- typically, less expensive than dyed wool roving and fine wools
- available in a variety of natural colors
- open crimp, likes to be spun into a visible yarn (LOL as opposed to frog hair) -- easy to spin worsted weight singles
- reasonable staple length, 4-6 inches, usually. Most people when learning will naturally keep at least a hand's width between their hands and adapt to the 6-9 inch separation needed to most easily draft these fibers.
- wool also is easier than non-wool fibers because of the scales on the surface of the wool -- it grabs onto the other fibers and helps keep them together. Mohair, silk, alpaca, cotton don't have these (kinds of) scales and won't grab.
So, whatever you choose -- Romney, BFL, or some other fiber, pick something you'll have fun with, are willing to sacrifice some of (the pile of bits & bobs around me when I was learning how to join -- I laugh at the memory!), and that will help you keep going through the learning process.

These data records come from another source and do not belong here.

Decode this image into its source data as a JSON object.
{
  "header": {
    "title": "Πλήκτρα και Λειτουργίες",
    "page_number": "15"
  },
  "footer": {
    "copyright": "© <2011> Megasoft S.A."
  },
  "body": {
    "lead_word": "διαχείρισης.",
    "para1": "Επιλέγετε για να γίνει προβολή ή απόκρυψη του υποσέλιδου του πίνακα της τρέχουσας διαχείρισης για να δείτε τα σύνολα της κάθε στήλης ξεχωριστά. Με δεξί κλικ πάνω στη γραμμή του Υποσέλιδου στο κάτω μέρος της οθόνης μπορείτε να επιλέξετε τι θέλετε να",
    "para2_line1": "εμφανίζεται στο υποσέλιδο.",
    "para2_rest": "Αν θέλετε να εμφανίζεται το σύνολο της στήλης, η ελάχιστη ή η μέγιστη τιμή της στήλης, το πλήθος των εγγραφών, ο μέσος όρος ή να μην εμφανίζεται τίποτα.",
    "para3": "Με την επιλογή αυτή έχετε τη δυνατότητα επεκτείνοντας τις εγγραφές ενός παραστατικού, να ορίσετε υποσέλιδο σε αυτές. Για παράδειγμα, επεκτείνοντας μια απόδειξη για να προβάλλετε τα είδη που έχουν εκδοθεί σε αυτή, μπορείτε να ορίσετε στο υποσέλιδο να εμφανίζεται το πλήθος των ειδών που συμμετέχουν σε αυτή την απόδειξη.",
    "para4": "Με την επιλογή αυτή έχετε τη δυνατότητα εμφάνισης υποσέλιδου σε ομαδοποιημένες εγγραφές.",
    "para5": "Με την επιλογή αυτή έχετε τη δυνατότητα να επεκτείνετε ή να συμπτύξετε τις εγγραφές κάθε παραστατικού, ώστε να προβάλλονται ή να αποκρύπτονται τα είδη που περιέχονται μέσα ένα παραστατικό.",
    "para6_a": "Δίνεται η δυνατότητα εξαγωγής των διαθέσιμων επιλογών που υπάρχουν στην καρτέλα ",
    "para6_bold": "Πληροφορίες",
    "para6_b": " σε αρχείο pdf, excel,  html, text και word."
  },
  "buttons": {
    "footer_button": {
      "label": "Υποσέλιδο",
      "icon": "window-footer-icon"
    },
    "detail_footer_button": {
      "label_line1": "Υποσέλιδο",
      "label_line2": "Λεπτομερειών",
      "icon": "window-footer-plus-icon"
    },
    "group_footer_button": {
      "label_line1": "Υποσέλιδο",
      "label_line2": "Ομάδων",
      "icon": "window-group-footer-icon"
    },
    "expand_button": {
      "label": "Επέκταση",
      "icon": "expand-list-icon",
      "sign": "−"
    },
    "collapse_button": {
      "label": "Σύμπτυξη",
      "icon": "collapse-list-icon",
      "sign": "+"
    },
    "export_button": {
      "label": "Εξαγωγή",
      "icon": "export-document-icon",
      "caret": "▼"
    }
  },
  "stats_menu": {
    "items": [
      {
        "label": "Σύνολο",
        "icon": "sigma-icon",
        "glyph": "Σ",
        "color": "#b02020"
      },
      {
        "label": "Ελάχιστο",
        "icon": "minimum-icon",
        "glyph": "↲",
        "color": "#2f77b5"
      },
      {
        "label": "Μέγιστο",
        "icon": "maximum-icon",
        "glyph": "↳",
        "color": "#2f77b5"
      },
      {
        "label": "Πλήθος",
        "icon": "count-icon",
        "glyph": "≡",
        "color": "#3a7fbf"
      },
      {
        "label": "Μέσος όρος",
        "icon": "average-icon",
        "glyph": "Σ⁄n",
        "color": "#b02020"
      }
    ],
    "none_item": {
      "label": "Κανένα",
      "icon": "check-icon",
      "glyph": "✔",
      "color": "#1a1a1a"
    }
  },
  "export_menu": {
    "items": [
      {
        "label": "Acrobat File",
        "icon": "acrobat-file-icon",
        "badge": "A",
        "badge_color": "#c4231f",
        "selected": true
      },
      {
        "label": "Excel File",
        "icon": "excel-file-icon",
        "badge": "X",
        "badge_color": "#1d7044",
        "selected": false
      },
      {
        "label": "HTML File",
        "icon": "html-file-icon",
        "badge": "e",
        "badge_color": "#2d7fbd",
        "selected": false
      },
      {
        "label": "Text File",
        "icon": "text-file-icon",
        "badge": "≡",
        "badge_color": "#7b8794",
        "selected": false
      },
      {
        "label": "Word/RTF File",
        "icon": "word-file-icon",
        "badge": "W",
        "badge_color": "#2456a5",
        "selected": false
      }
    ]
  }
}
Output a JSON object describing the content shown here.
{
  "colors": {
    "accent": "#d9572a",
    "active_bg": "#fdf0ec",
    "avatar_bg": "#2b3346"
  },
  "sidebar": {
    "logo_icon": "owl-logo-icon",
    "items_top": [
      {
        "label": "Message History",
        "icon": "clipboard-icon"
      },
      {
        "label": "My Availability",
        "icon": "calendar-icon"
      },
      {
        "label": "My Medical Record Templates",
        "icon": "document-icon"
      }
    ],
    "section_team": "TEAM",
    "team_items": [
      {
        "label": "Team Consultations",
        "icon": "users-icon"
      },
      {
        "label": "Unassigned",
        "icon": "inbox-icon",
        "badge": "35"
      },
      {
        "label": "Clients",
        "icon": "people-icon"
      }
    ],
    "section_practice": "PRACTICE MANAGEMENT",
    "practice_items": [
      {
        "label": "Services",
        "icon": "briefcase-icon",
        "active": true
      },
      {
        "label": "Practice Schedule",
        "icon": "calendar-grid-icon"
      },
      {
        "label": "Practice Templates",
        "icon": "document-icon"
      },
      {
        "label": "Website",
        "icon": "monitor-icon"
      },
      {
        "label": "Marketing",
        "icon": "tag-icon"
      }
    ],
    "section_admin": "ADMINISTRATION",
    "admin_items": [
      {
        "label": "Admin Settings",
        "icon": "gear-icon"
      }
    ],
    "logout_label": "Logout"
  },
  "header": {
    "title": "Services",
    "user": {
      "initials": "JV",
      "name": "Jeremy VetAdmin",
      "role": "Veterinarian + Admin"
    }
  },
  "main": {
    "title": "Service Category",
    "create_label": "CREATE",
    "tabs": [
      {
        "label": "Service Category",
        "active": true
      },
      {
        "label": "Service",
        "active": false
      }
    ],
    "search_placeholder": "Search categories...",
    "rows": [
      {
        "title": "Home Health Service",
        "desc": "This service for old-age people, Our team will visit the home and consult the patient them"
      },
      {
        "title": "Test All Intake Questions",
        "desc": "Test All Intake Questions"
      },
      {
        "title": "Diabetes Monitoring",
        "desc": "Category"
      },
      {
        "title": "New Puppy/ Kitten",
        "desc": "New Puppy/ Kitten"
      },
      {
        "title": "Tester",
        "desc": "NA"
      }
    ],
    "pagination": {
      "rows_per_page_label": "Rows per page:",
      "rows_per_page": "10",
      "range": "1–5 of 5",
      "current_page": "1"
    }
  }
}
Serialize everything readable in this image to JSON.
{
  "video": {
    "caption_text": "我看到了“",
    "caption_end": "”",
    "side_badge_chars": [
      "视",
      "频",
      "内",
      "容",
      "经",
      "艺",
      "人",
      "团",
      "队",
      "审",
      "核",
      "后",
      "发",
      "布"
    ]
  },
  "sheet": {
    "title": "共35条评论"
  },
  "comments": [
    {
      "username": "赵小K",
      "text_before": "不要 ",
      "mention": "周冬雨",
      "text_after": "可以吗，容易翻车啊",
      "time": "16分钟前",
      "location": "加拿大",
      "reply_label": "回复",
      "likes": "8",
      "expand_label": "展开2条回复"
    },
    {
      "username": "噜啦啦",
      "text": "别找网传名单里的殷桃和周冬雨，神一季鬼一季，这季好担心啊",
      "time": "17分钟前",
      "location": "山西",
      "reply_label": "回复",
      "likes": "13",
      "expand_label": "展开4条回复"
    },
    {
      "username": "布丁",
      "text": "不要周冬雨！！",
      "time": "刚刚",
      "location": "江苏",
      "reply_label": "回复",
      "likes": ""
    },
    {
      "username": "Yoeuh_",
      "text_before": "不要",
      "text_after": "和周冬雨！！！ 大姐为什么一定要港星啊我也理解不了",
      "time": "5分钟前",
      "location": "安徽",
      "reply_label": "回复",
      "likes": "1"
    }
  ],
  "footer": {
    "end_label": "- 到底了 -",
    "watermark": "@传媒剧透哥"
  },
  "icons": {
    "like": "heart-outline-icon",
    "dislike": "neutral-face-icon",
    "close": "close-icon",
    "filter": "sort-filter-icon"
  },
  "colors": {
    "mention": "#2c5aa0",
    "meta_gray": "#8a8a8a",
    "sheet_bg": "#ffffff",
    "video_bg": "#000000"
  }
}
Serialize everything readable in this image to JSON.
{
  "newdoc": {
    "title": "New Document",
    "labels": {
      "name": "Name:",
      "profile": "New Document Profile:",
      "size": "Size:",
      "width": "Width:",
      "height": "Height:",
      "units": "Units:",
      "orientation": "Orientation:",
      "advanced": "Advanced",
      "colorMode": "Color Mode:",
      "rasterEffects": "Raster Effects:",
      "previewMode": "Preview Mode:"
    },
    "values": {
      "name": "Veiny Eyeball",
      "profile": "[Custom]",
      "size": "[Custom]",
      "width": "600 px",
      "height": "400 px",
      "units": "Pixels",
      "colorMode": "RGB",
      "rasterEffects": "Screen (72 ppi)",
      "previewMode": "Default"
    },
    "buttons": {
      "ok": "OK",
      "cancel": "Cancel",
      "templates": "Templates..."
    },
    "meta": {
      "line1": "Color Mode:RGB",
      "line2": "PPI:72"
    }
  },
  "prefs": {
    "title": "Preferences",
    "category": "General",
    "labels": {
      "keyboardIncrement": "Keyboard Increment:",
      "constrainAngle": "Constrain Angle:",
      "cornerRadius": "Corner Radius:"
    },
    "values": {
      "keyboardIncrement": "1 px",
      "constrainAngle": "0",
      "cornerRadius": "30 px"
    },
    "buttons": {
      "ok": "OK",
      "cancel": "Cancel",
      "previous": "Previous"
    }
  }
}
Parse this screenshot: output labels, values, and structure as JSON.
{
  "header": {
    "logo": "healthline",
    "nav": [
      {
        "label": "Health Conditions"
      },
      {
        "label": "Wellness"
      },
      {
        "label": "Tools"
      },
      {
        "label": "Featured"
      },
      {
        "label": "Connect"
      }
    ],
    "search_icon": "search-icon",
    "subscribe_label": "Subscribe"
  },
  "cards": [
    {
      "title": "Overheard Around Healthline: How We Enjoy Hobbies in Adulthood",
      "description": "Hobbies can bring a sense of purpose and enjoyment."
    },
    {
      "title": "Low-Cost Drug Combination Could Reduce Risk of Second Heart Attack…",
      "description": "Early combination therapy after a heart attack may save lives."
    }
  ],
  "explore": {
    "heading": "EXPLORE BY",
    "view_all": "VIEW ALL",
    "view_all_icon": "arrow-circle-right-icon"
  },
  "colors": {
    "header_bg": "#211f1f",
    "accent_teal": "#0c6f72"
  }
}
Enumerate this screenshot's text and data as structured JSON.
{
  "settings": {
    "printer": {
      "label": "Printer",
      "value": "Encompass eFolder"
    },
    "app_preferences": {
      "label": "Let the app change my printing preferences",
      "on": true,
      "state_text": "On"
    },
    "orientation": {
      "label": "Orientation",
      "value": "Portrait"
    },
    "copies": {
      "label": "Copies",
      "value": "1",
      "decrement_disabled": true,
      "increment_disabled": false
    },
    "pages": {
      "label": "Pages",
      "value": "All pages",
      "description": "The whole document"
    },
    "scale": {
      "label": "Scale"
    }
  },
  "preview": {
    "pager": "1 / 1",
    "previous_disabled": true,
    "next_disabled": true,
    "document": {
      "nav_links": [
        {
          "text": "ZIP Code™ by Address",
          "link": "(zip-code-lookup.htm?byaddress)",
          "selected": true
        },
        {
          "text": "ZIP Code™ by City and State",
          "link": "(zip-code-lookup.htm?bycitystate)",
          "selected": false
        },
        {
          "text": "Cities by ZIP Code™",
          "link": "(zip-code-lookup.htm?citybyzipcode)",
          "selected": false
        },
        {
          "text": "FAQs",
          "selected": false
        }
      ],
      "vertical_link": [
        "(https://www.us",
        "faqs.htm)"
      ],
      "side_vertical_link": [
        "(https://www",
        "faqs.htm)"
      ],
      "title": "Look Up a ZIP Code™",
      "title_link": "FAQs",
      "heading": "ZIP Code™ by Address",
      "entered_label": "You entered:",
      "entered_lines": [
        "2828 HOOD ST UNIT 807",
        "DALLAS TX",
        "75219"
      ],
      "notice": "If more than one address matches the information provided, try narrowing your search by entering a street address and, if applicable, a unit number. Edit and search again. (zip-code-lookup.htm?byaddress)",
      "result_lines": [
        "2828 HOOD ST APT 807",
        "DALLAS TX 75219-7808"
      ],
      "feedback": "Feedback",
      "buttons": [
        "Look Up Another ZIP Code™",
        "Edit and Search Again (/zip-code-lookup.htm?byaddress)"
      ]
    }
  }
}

Your hands have to learn as much as your head does, ditto feet on a wheel, eyes, and arms. Remember to take breaks and to spread your learning out over time -- give yourself at least a month to get through the wall of learning something totally new, if not longer, even.